Both those projects got back-burnered due to the impending arrival of a longtime friend's baby girl.  I used to be a huge baby blanket knitter, gifting all my friends and relatives with baby blankets.  And then I hit my mid-30s, along with every other woman in my social circle and my family, and suddenly I couldn't go two weeks without a phone call or email saying, "Guess what!"  Madness.  I was getting carpal tunnel.  Plus, the blankets are too large to take with me in my bag for my commute, so I only have time to knit when I'm home, and with work and volunteer groups, I'm not home all that much.  But I've been friends with this woman for over 20 years, and I knit a blanket for her first baby, so I cast on for the blanket.  It's Jeannette Crews' Ridge Stitch Coverlet pattern, which is super easy - four repeating rows, of which one is knit and one is purl.  I can knit this while watching t.v., holding a conversation and drinking a glass of wine, and the pattern still works without a lot of counting.

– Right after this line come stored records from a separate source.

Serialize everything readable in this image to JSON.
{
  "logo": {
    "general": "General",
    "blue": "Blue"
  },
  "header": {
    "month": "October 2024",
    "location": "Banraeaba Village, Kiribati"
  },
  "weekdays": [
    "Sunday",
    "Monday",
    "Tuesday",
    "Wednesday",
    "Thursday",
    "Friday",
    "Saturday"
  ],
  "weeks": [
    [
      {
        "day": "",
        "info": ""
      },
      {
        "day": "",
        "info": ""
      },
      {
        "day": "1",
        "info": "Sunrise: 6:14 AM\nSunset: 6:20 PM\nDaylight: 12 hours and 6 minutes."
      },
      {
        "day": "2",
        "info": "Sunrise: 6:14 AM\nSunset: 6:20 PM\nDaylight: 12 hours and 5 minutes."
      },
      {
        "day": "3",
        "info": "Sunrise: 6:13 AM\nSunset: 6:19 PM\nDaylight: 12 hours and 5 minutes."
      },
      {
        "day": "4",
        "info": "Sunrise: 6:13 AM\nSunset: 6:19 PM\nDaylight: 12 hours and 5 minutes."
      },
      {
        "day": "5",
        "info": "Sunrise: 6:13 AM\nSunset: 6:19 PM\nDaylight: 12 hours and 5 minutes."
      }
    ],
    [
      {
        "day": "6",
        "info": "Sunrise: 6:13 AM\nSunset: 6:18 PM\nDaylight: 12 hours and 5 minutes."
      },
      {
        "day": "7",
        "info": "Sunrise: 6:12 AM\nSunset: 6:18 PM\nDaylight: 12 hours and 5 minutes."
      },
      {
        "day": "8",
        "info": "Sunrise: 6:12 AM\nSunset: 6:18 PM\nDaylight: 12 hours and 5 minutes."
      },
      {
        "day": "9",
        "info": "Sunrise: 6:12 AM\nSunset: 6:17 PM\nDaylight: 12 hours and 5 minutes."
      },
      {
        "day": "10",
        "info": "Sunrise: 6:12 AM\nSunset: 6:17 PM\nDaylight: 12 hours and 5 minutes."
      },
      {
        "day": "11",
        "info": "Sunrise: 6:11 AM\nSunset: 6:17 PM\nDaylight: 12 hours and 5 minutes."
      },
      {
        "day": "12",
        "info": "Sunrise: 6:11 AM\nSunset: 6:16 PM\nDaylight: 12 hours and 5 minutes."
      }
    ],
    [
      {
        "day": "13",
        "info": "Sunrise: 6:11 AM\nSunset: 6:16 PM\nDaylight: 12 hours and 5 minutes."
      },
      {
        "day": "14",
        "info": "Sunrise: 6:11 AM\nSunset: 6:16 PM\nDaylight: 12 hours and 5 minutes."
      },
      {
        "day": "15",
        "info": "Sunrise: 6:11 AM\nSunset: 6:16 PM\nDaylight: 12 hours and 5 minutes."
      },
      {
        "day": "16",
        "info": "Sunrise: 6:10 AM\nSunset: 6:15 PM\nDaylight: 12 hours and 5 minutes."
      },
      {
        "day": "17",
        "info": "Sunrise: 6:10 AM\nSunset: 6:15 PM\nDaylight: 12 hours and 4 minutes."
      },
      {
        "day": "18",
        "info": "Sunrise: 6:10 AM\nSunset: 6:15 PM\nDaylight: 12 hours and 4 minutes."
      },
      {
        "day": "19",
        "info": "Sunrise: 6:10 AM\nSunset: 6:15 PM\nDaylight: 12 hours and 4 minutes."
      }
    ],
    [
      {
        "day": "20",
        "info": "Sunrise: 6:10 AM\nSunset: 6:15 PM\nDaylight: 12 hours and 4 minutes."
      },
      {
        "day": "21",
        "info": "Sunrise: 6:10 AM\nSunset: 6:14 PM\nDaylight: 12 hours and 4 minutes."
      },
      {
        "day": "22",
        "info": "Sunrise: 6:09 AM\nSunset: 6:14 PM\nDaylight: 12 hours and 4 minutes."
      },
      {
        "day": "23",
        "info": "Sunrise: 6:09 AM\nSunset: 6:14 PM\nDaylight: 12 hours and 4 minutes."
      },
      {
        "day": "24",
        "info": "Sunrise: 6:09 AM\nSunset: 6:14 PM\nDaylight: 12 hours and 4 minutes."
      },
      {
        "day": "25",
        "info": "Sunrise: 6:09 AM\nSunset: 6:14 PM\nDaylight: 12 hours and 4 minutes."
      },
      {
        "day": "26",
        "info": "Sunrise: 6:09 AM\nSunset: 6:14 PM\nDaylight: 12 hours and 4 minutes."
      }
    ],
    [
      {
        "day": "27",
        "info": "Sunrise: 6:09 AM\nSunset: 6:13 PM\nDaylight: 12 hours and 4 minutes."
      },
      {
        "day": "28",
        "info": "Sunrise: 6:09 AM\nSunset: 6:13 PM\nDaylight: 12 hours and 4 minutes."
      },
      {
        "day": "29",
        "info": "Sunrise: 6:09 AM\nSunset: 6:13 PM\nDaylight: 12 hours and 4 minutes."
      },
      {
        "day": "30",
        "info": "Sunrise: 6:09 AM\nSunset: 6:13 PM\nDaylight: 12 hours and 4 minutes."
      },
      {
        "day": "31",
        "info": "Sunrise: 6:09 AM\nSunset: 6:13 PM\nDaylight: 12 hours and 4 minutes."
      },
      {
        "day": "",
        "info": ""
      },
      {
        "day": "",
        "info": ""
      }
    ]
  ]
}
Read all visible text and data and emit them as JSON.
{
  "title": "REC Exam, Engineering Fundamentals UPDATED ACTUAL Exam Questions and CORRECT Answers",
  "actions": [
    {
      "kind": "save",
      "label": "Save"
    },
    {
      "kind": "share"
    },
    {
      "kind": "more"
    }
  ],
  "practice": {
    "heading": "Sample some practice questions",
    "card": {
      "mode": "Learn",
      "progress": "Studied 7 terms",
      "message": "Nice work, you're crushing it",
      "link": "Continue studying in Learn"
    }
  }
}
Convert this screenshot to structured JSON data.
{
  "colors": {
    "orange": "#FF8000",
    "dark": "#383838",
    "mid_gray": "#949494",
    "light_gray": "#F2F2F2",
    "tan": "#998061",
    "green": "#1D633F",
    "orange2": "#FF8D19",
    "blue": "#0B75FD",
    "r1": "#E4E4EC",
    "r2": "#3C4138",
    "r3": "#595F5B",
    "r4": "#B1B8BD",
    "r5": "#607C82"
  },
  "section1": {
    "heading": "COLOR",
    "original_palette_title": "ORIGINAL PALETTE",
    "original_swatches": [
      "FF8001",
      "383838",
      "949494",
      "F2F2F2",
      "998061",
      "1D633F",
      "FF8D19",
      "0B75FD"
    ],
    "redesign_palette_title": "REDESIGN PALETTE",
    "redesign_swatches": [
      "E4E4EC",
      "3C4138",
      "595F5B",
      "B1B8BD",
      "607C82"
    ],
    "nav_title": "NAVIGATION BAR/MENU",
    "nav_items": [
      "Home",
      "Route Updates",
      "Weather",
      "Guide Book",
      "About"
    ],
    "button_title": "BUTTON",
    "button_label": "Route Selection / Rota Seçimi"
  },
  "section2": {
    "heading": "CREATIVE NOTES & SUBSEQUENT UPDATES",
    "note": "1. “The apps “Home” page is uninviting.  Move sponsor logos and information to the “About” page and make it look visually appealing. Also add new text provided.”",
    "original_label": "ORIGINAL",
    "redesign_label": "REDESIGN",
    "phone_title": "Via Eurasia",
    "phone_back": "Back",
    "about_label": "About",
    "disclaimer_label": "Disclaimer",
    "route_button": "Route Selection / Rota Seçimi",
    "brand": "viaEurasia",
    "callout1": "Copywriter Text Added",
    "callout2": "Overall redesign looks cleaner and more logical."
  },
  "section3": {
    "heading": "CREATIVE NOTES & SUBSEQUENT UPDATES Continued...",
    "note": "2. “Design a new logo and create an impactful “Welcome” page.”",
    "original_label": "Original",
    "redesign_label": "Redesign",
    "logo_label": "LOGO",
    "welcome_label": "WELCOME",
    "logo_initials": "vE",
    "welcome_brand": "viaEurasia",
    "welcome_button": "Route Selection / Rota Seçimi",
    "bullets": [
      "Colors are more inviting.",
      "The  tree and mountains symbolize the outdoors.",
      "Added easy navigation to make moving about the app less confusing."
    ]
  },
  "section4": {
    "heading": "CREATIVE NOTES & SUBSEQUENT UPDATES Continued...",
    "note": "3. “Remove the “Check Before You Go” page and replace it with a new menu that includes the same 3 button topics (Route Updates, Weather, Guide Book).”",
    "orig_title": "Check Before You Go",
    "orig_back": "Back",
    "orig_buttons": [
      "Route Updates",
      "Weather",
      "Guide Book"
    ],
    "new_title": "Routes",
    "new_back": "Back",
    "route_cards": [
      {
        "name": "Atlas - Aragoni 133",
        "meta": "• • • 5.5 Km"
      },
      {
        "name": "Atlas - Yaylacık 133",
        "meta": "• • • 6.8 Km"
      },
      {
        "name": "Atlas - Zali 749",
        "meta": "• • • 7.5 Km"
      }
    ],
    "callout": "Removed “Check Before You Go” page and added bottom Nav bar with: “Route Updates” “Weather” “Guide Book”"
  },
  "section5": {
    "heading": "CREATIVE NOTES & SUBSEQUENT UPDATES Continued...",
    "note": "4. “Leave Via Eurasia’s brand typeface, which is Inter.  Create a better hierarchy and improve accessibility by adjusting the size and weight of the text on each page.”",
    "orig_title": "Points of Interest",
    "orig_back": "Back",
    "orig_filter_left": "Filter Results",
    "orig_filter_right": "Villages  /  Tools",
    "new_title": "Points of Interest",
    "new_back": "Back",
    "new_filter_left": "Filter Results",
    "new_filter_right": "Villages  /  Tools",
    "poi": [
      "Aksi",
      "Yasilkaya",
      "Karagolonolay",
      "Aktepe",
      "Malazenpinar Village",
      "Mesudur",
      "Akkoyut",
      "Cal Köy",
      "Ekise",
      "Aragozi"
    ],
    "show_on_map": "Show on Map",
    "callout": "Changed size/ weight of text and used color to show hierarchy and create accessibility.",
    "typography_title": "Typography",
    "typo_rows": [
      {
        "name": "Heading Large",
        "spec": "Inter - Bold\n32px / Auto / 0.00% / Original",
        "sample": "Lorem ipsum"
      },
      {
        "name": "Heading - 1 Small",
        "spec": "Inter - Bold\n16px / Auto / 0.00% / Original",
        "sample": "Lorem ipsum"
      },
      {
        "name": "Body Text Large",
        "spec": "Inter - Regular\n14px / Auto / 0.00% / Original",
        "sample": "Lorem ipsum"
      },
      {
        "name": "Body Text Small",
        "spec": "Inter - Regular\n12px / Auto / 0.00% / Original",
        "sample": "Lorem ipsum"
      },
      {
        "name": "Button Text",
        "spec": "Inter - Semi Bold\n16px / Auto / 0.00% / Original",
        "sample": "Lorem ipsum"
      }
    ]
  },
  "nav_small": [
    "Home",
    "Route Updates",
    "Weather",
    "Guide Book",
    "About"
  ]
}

FYI, the new baby was born July 6, and I'm only about halfway done with the blanket.  I console myself with the knowledge that it's summer and even with air conditioning, she does not need to be tucked under a blanket this heavy.  But fall is coming fast, so I'm trying to knit quickly.  It's problematic because it's hot and the last thing I want is a blanket over my legs when it's 90 degrees out.

And I've already started my holiday knitting - but that's a subject for another post.

Thursday, August 2, 2012


I was so excited to finish these socks.  When I cast them off the needles, I heard this in my head, I was so happy to be finished:

The pattern is totally amazing, but each sock took eons and for the first time in my life, I developed Second Sock Syndrome.  Possibly because I had to restart the first sock three times, and then on the second I had to rip back 25 rows to the heel, due to a mistake I made in the gusset.  After all my years of knitting, this was the first time I had ever tried to follow a chart.  I need more practice, clearly.

I persevered, though, and they're ready to go:

It's a shame that it's now over 90 degrees with 70% humidity in New England.  I have them sitting on a chair in my bedroom rather than in a drawer so I can admire them daily.  My husband leaves his store-bought socks out on top of his dresser all the time, so what's one pair on the chair?  I like them even more now that they've been cast off the needles.  And now, onto the next  project!